The intensive power consumption of Nvidia’s main product, a type of chip known as a graphics processing unit, makes it a relatively inefficient choice to use for inference, says Sid Sheth, founder and CEO of d-Matrix, a Silicon Valley-based chip startup that’s raised $160 million from investors like Microsoft Corp. and Singaporean state-owned investor Temasek Holdings Pte. He says pitching investors was challenging until the AI boom started. “The first half of ’23, everybody got it because of ChatGPT,” he says. The company plans to sell its first chips this year and reach mass production in 2025.

In-memory computing companies are still feeling out the best uses for their products. One in-memory computing startup, Netherlands-based Axelera, is targeting computer-vision applications in cars and data centers; backers of Austin, Texas-based Mythic see in-memory computing as ideal for applications such as AI-powered security cameras in the near term but eventually hope they can be used to train AI models.

The sheer scale of AI energy use adds urgency to everyone working on ways to make the technology more efficient, says Victor Zhirnov, chief scientist at Semiconductor Research Corp., an industry think tank. “AI desperately needs energy efficient solutions,” he says. “Otherwise it will kill itself very soon.”

This article was written by Jane Lanhee Lee from Bloomberg and was legally licensed through the DiveMarketplace by Industry Dive. Please direct all licensing questions to

Related Information

Technology Trend and Advanced Packaging Material for Power Device 
Power device is key component for a wide range of applications such as smartphones, electronic devices, next-generation mobility including EV and HEV, cellular base stations, power control for renewable energy and so on. Its technology development is thriving day by day.
We introduce advanced packaging technology trends and cutting-edge materials designed to address challenges such as high heat dissipation, high heat resistance, reliable bonding in manufacturing, and miniaturization.

More information

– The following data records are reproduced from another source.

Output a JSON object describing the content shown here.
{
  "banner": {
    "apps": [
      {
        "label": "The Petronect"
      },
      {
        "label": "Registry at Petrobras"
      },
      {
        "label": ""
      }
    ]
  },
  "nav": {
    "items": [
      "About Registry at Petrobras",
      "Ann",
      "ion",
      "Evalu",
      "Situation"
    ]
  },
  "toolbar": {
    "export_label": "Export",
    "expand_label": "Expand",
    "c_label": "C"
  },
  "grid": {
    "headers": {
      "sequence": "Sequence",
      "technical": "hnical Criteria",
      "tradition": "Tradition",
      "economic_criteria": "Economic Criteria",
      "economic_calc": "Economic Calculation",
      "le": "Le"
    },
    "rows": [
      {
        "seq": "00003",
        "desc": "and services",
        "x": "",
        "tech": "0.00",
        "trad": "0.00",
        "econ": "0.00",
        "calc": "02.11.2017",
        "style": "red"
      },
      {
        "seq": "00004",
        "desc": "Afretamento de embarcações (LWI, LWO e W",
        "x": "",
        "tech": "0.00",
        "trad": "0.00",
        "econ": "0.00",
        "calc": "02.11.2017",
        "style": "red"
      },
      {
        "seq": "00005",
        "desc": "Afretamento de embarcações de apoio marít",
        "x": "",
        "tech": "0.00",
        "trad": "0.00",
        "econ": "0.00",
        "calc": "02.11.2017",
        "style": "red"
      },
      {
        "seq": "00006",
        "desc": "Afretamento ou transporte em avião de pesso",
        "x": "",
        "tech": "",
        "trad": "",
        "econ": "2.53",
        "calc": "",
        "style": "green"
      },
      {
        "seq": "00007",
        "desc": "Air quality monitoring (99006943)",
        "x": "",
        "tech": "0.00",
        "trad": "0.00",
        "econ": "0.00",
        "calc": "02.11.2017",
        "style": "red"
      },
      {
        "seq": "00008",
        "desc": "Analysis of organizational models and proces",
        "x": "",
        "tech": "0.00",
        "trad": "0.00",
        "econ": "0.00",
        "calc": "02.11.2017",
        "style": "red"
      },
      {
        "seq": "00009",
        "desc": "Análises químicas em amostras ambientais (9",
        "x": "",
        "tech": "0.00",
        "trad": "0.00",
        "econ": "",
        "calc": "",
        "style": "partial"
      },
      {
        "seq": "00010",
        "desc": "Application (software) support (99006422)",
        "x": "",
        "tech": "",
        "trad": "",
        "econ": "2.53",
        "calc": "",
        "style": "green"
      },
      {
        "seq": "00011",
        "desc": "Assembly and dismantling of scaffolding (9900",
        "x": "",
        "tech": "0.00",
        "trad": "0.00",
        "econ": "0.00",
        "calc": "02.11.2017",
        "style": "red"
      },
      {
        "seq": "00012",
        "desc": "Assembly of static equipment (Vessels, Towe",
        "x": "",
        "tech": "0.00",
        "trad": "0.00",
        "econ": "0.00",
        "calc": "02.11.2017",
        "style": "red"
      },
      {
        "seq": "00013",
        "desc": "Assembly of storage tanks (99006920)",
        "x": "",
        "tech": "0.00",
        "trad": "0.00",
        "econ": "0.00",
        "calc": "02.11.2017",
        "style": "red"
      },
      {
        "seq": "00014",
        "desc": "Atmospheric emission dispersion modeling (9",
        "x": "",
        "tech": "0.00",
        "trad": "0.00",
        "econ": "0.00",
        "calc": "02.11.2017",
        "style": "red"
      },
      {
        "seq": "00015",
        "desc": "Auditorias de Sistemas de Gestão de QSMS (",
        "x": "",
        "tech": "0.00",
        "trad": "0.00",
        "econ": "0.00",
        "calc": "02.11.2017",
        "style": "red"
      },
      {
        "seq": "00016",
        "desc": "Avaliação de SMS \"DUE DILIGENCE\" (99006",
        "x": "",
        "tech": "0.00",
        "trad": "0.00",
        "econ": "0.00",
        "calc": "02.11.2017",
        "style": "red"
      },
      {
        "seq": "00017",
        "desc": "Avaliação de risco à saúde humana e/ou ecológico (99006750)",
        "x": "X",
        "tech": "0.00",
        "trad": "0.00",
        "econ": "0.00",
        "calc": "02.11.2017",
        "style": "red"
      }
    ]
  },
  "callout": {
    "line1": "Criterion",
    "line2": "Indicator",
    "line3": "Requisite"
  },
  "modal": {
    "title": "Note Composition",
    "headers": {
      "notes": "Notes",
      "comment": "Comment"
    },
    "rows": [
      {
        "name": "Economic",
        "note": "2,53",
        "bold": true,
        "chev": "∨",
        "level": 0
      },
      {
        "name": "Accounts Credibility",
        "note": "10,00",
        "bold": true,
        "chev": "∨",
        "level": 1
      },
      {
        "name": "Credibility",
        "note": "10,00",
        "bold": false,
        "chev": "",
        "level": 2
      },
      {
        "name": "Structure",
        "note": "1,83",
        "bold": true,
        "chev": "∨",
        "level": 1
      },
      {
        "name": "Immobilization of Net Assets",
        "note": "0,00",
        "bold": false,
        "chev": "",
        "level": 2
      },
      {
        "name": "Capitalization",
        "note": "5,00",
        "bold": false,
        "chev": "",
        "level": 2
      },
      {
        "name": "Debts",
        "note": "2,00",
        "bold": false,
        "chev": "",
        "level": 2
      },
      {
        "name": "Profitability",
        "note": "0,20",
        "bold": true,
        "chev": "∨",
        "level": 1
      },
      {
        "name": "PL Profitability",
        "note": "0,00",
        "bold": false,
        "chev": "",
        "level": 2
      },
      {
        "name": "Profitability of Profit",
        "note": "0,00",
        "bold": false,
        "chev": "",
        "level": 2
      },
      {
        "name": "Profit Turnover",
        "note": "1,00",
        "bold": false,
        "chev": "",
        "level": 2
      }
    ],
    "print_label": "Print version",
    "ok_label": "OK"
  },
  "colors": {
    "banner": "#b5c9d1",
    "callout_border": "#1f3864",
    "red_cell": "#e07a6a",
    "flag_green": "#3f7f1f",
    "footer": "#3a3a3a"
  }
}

  • TANAKA’s Initiatives for Power Devices
  • Aluminum and Copper Bonding Wires for Power Devices
  • Silver Adhesive Pastes for Die-bonding
  • Active Brazing Filler Metals